┌─ Source information
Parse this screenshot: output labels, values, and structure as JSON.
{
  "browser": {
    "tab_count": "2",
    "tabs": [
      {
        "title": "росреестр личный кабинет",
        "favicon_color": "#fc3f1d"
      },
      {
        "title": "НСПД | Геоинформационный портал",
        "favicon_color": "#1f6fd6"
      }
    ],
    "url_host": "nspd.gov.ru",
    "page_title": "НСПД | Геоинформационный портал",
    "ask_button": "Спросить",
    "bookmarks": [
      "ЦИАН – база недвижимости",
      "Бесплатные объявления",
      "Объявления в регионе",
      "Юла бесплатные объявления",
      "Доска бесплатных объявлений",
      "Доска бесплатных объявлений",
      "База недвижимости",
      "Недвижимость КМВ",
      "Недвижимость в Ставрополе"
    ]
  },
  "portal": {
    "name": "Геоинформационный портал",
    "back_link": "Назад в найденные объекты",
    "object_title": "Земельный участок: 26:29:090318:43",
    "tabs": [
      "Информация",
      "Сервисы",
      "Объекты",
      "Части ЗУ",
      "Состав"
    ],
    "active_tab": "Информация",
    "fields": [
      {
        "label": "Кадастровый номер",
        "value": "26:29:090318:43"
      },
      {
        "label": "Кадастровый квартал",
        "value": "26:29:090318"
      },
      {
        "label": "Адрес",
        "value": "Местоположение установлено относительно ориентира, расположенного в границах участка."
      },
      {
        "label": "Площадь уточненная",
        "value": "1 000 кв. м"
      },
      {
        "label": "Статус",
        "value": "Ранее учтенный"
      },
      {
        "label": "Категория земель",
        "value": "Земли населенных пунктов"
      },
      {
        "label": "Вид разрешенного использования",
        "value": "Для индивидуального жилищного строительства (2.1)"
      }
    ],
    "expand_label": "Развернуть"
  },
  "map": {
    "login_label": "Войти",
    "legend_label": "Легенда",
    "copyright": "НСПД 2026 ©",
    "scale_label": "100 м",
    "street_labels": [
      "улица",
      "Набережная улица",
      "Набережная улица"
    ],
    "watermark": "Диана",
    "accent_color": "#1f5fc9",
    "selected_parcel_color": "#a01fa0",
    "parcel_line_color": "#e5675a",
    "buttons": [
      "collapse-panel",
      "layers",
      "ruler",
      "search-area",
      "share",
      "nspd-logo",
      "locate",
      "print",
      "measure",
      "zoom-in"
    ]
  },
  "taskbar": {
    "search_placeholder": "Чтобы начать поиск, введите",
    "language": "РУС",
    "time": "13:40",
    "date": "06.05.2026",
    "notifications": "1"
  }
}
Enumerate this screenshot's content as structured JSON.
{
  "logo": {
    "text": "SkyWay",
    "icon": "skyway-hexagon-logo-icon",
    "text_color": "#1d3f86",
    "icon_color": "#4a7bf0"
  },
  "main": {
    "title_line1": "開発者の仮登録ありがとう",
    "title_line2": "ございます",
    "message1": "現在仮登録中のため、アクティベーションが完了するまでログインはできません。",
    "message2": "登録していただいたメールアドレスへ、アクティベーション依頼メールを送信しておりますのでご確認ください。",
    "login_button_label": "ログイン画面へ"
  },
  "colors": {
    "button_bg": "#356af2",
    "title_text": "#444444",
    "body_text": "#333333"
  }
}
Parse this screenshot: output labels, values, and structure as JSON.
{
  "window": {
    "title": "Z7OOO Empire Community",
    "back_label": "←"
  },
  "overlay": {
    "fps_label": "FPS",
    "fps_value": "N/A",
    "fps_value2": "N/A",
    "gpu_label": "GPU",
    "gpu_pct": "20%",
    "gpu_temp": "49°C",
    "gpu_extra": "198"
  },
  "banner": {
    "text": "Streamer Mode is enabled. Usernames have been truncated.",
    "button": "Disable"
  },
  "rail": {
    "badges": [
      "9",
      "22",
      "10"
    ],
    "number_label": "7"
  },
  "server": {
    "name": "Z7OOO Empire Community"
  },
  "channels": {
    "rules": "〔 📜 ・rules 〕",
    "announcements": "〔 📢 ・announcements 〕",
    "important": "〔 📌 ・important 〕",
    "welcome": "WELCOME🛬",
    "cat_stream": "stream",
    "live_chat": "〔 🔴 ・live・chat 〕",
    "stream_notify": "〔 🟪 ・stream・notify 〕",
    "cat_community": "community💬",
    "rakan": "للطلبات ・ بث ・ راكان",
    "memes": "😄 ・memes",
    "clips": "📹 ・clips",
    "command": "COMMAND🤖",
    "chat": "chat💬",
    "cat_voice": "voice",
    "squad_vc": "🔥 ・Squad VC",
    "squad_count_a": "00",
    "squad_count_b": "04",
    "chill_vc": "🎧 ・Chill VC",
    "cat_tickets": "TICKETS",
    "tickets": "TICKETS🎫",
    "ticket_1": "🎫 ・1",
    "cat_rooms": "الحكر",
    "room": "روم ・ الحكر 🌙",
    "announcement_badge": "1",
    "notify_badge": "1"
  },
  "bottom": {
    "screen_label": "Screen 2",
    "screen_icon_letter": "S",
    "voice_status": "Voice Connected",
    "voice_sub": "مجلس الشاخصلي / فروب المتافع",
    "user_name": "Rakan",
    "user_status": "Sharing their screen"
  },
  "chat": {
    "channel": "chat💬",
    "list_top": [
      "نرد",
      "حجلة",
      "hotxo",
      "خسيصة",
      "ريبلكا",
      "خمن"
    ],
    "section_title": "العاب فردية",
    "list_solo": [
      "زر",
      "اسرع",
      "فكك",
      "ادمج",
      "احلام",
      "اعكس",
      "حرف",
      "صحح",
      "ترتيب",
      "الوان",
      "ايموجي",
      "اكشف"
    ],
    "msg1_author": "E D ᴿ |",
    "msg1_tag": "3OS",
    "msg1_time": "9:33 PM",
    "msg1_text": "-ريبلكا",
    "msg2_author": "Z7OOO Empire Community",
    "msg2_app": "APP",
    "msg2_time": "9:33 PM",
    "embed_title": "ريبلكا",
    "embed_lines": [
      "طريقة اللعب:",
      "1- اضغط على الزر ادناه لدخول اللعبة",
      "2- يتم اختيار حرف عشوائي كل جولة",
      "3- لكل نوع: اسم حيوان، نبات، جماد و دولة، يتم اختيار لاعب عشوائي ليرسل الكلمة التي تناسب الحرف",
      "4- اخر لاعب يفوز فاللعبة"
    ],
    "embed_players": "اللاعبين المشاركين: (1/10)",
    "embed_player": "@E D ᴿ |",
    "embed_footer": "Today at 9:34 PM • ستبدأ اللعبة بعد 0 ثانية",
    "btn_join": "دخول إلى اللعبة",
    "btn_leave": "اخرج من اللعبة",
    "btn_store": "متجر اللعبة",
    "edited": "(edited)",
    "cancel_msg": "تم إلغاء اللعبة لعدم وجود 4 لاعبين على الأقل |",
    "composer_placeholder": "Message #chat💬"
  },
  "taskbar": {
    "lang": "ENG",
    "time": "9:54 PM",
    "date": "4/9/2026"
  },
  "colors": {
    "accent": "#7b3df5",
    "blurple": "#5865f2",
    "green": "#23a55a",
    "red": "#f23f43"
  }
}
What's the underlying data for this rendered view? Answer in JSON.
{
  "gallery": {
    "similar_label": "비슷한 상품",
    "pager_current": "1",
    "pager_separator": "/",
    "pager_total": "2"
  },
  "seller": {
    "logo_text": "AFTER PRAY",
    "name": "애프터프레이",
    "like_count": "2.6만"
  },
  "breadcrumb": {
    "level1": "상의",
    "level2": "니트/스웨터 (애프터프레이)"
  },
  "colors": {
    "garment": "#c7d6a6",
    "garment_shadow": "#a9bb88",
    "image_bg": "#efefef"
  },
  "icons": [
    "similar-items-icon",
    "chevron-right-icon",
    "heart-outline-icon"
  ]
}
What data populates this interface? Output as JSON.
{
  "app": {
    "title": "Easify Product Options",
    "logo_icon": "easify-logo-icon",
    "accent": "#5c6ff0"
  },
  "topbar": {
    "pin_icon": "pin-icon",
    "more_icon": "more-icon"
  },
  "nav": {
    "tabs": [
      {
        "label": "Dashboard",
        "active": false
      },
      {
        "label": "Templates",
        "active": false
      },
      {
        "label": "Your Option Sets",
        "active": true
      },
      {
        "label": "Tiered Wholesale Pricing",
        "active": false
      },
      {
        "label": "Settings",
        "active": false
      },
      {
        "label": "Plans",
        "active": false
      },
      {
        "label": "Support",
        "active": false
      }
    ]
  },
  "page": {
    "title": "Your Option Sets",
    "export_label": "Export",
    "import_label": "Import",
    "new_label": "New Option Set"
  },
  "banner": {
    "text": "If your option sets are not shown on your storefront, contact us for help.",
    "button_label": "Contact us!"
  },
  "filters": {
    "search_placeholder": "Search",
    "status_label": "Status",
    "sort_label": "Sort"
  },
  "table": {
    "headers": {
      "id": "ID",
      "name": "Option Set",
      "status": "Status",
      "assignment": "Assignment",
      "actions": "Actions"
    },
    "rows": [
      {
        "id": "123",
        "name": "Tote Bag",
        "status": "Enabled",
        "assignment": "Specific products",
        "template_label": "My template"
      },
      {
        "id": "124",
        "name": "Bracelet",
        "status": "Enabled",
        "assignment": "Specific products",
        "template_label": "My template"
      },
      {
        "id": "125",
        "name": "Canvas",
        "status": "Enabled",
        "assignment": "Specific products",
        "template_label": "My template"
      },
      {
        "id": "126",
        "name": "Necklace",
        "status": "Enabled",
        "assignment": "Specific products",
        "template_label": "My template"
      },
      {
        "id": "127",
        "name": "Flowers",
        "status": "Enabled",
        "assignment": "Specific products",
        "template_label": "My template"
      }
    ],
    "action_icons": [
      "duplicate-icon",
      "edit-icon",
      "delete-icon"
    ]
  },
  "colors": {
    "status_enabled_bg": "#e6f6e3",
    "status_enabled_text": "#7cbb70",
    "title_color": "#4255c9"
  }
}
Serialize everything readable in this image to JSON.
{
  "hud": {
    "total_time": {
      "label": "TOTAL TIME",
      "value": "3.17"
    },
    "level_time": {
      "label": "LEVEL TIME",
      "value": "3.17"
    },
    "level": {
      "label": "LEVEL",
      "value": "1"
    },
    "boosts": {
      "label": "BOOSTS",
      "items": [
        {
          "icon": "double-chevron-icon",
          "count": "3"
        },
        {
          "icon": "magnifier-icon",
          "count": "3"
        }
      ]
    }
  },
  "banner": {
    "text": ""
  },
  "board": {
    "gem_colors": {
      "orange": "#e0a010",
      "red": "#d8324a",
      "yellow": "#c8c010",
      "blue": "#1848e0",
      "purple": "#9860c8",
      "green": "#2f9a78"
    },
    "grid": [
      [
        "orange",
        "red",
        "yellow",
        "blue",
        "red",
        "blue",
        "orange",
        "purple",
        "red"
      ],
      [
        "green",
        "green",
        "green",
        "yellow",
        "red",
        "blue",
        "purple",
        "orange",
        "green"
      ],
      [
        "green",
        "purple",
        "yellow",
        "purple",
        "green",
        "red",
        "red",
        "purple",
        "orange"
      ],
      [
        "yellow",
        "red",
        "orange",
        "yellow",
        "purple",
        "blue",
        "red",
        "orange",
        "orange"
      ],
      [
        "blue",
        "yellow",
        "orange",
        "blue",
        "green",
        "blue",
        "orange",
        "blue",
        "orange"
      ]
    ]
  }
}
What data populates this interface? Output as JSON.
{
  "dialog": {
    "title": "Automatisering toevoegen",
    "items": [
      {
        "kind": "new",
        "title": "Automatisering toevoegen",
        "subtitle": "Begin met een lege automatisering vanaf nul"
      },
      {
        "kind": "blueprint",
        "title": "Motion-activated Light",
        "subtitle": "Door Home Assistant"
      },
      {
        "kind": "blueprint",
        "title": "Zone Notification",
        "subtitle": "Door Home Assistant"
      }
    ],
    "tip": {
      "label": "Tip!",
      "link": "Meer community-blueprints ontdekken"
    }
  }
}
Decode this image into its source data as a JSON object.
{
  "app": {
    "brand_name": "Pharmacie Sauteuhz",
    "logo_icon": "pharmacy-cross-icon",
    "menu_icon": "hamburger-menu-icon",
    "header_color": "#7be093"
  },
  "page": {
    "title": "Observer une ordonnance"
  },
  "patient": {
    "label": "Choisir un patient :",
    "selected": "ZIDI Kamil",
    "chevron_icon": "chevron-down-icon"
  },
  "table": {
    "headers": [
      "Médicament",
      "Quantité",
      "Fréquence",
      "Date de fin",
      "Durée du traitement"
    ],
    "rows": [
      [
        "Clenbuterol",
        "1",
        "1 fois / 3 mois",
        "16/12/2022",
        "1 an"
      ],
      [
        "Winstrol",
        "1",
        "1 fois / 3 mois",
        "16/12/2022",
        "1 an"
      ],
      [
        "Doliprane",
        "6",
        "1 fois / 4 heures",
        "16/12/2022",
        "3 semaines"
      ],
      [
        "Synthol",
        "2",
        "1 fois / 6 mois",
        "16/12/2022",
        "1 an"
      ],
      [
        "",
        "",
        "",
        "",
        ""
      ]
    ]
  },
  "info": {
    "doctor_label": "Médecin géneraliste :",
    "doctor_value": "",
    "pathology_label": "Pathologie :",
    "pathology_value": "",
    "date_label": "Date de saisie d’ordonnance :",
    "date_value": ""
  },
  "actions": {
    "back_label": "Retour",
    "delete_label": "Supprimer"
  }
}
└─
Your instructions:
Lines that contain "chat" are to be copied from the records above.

Response:
    "live_chat": "〔 🔴 ・live・chat 〕",
    "chat": "chat💬",
  "chat": {
    "channel": "chat💬",
    "composer_placeholder": "Message #chat💬"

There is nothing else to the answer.